By this measure, those patients receiving the 25μg dose never reached the average level of neutralizing antibody found in the average convalescent plasma. It’s also a bit concerning that the levels in the other groups begin to fall steeply just two weeks after the second vaccination. However, that flat green line for the convalescent group is deceptive. Their values might also have dropped considerably to reach that point, and there’s no clear measure of what level is actually needed for effective immunity.
Over the course of the trial, one patient withdrew after developing a rash around the injection site. That patient was in the lowest-dose 25μg group. The rash proved to be transient, but the patient chose not to continue. For those who remained, about half the patients reported some mild or moderate effects after the first shot. Again, that’s right on par with the effects of annual flu vaccines. After the second shot, more patients developed these milder side effects. That includes 100% of the patients who were in the 100μg group. Three patients in the 250μg group developed symptoms that were considered severe—including fatigue, chills, headache, and the previously mentioned fever.
Going into the phase 3 trial, Moderna will solicit for 30,000 participants, with all those who get the vaccine receiving a 100μg dose. The 250μg dosage, which generated the phase 1 study’s only severe reaction, will not be used going forward. However, considering that 100% of those receiving 100μg developed mild or moderate responses in the phase 1 trial, there are reasons to be concerned that patients may develop severe reactions at the 100μg level during phase 3.
There are also the possibilities of more rare reactions that didn’t appear in the small phase 1 group. For example, Guillain-Barré syndrome may occur with flu vaccines at a rate of around one case per million vaccinations. If something similar was found to occur more frequently, say, at one case per 1,000, the vaccine would likely be judged not safe enough for general use. After all, vaccines are given to millions of healthy people and there are other potential vaccines in the pipeline.
The rapid rise of antibody response following the second injection is good in the sense of protection, but the increase in side effects after this second shot also may mean that it’s not safe to have regular boosters should immunity fade over a period of a few months. Also, the fact that immunity doesn’t seem to be strongly developed until after the “booster” means that even if someone gets their first shot in March, it could be May before they’re really safe.
Though Moderna is now going ahead with recruiting for the phase 3 study, there is actually a second cohort to what was a phase 1/2 trial testing both safety and immune response. That second cohort contains 300 participants, including a group over 55-years-old. When it reports in a few weeks from now, we should have a better idea on both safety and effectiveness. That group is using injections of 25μg, 50μg, and 100μg, so it would be great to see them come through without any severe reactions—and even better if the 50μg dose turns out to be effective.

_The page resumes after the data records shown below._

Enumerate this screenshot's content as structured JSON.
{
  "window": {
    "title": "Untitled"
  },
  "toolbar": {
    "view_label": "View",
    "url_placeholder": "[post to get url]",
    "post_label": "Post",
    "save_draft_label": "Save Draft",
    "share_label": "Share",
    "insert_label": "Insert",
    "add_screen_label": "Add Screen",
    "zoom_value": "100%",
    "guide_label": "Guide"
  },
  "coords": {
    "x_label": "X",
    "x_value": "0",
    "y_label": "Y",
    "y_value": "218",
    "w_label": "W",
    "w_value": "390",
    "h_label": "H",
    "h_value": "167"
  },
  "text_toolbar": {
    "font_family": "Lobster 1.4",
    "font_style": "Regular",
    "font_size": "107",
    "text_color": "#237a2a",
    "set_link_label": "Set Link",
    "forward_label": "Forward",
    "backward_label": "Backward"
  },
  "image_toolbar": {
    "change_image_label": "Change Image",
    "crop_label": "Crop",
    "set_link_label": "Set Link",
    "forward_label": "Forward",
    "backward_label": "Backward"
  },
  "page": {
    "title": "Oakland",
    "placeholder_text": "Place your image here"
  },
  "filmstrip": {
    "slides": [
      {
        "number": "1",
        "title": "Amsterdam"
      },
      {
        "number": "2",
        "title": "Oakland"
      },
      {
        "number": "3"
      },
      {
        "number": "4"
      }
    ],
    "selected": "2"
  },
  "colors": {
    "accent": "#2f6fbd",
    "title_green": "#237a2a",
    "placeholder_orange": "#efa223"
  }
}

As always with Moderna, there are reasons to be concerned. Not only are they using a vaccine technology (mRNA) that has never been trialed on humans before, they’ve been conspicuously leaking out data at each small step. That’s been great for their stock and for backers who, in a coronavirus-free world, might not have seen returns from the company for another decade. It doesn’t necessarily mean they’re pushing too fast or being unsafe, but it does mean that the news from the company bears watching—far more so than for giants like Pfizer. This product could “make” the company.

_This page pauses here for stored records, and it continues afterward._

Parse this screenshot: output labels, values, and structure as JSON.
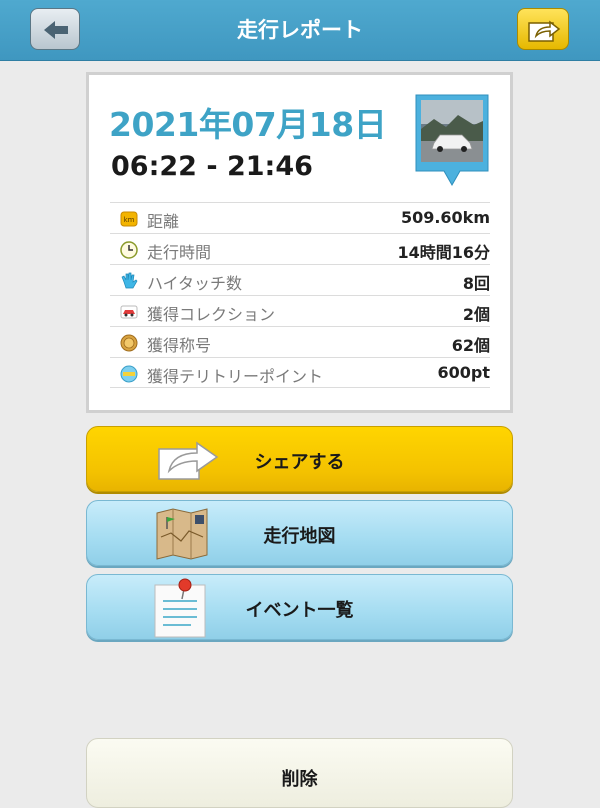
{
  "header": {
    "title": "走行レポート"
  },
  "report": {
    "date": "2021年07月18日",
    "time_range": "06:22 - 21:46",
    "stats": [
      {
        "icon": "km-badge-icon",
        "label": "距離",
        "value": "509.60km"
      },
      {
        "icon": "clock-icon",
        "label": "走行時間",
        "value": "14時間16分"
      },
      {
        "icon": "high-five-hand-icon",
        "label": "ハイタッチ数",
        "value": "8回"
      },
      {
        "icon": "car-collection-icon",
        "label": "獲得コレクション",
        "value": "2個"
      },
      {
        "icon": "title-medal-icon",
        "label": "獲得称号",
        "value": "62個"
      },
      {
        "icon": "territory-point-icon",
        "label": "獲得テリトリーポイント",
        "value": "600pt"
      }
    ]
  },
  "actions": {
    "share_label": "シェアする",
    "map_label": "走行地図",
    "events_label": "イベント一覧",
    "delete_label": "削除"
  },
  "colors": {
    "header": "#47a0c8",
    "date_text": "#3ea3c6",
    "share_button": "#f4c200",
    "blue_button": "#a4dcf1"
  }
}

This is a Creative Commons article. The original version of this article appeared here.